The authors reviewed their experience using the transanal Soave technique, to determine (1) if it offers any advantages over the standard open approach and (2) whether routine laparoscopic visualization is necessary.
The case reports of 37 consecutive children less than 3 years old undergoing Soave pull-through were reviewed. Patients were excluded from analysis if they had total colon disease or had a previous colostomy. The patients were divided into 3 groups: open Soave (OS, n = 13), transanal Soave with routine laparoscopic visualization (LVS, n = 9), and transanal Soave with selective laparoscopy or minilaparotomy (TAS, n = 15). Cost was calculated based on hospital stay, operating room time, and use of laparoscopic equipment.
In the TAS group, suspicion of a longer segment led to the selective use of laparoscopy with or without biopsy in 2 children, and the use of a small umbilical incision for mobilization of the splenic flexure in 2. There were no differences among groups with respect to age, weight, gender, transition zone, operating time, blood loss, intraoperative complications, enterocolitis, or stricture or cuff narrowing. Hospital stay was significantly longer in the OS group (median, 7 days; range, 3 to 47) than the LVS (median, 1; range 1 to 6) or TAS (median, 1, range, 1 to 3) groups. Cost (in thousands of dollars) was also higher in the OS group (median, 6.9; range, 3.9-25.7) than the LVS (median, 3.9; range, 3.6 to 6.4) or TAS (median, 3.4; range, 2.2 to 9.4) groups.
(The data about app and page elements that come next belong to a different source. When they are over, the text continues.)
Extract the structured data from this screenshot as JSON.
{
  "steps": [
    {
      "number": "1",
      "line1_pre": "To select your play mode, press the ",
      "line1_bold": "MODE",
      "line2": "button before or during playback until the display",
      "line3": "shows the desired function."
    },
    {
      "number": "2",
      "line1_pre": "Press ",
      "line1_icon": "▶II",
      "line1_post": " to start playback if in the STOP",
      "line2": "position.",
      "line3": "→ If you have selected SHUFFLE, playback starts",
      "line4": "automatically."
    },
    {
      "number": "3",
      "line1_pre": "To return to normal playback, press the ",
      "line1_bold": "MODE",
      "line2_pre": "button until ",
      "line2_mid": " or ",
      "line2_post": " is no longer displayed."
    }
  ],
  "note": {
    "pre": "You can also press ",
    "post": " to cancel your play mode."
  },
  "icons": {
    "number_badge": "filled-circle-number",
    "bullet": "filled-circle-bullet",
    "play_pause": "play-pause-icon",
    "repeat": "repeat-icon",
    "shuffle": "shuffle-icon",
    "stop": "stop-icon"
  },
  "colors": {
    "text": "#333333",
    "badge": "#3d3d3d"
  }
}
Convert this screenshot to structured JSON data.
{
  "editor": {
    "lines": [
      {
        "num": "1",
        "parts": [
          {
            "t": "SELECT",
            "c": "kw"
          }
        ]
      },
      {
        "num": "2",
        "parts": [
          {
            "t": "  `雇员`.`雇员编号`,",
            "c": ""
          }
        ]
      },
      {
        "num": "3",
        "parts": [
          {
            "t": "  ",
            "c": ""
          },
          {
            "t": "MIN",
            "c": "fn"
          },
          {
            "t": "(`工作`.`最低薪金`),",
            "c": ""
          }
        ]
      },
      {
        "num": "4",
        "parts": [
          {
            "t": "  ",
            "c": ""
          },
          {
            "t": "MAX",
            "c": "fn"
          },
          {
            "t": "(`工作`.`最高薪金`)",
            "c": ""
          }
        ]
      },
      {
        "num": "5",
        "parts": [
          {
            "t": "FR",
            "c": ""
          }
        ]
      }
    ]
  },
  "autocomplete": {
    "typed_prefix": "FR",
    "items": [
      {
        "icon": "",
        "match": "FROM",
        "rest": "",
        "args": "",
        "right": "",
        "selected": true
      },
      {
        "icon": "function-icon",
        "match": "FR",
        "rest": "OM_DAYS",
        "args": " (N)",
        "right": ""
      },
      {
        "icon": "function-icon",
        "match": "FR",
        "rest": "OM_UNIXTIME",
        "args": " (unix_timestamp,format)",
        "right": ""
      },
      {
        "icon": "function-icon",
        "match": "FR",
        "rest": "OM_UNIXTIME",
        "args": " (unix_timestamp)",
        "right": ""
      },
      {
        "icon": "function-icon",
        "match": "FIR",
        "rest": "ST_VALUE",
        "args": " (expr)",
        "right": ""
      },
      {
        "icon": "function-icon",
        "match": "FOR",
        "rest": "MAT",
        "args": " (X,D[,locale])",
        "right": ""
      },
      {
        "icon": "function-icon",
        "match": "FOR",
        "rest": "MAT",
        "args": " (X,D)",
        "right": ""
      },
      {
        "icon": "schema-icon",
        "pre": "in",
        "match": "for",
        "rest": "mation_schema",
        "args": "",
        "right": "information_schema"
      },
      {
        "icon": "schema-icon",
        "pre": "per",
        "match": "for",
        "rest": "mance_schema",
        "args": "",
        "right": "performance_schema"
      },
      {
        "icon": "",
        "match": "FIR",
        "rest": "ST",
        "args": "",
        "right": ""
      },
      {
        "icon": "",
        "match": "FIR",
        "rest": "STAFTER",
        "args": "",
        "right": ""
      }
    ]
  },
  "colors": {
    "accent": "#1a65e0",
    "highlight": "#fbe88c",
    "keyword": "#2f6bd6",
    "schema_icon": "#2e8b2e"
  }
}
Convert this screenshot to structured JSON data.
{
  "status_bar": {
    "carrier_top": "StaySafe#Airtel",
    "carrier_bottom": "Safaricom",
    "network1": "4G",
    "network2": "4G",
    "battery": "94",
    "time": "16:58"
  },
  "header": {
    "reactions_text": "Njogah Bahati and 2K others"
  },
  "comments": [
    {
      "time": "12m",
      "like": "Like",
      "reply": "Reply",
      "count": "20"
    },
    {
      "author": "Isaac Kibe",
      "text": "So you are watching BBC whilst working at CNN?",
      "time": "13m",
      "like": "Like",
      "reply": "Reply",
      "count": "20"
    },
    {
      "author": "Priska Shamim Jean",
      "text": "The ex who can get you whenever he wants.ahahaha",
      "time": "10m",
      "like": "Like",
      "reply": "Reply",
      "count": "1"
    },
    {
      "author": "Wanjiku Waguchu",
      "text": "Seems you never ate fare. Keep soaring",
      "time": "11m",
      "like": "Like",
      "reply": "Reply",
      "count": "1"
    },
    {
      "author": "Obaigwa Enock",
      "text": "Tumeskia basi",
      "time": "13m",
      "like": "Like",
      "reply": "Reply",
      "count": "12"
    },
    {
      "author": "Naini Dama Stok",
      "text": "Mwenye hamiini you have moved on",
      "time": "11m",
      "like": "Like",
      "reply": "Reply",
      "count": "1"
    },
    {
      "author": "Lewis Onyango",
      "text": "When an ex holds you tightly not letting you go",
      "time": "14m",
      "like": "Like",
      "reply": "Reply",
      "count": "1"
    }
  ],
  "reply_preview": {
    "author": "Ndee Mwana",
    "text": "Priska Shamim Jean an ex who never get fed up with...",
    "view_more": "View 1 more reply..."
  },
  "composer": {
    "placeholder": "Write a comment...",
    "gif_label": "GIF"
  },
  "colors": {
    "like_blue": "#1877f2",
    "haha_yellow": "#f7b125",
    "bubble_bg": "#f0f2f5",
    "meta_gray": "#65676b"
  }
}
Repeat surgery was necessary for 4 OS patients: 2 adhesive small bowel obstructions (1 of whom died), 1 twisted pull-through, and 1 recurrent aganglionosis. Three TAS patients required repeat surgery: 1 twisted pull-through, 1 anastomotic leak, and 1 cuff narrowing.
These data suggest that the transanal pull-through is associated with a significantly shorter hospital stay and lower cost than the open approach, without an increased risk of complications. Because there is no intraabdominal dissection, there probably is a lower incidence of adhesive bowel obstruction. Routine laparoscopic visualization or minilaparotomy is not necessary but should be used in children who are at higher risk for long segment disease.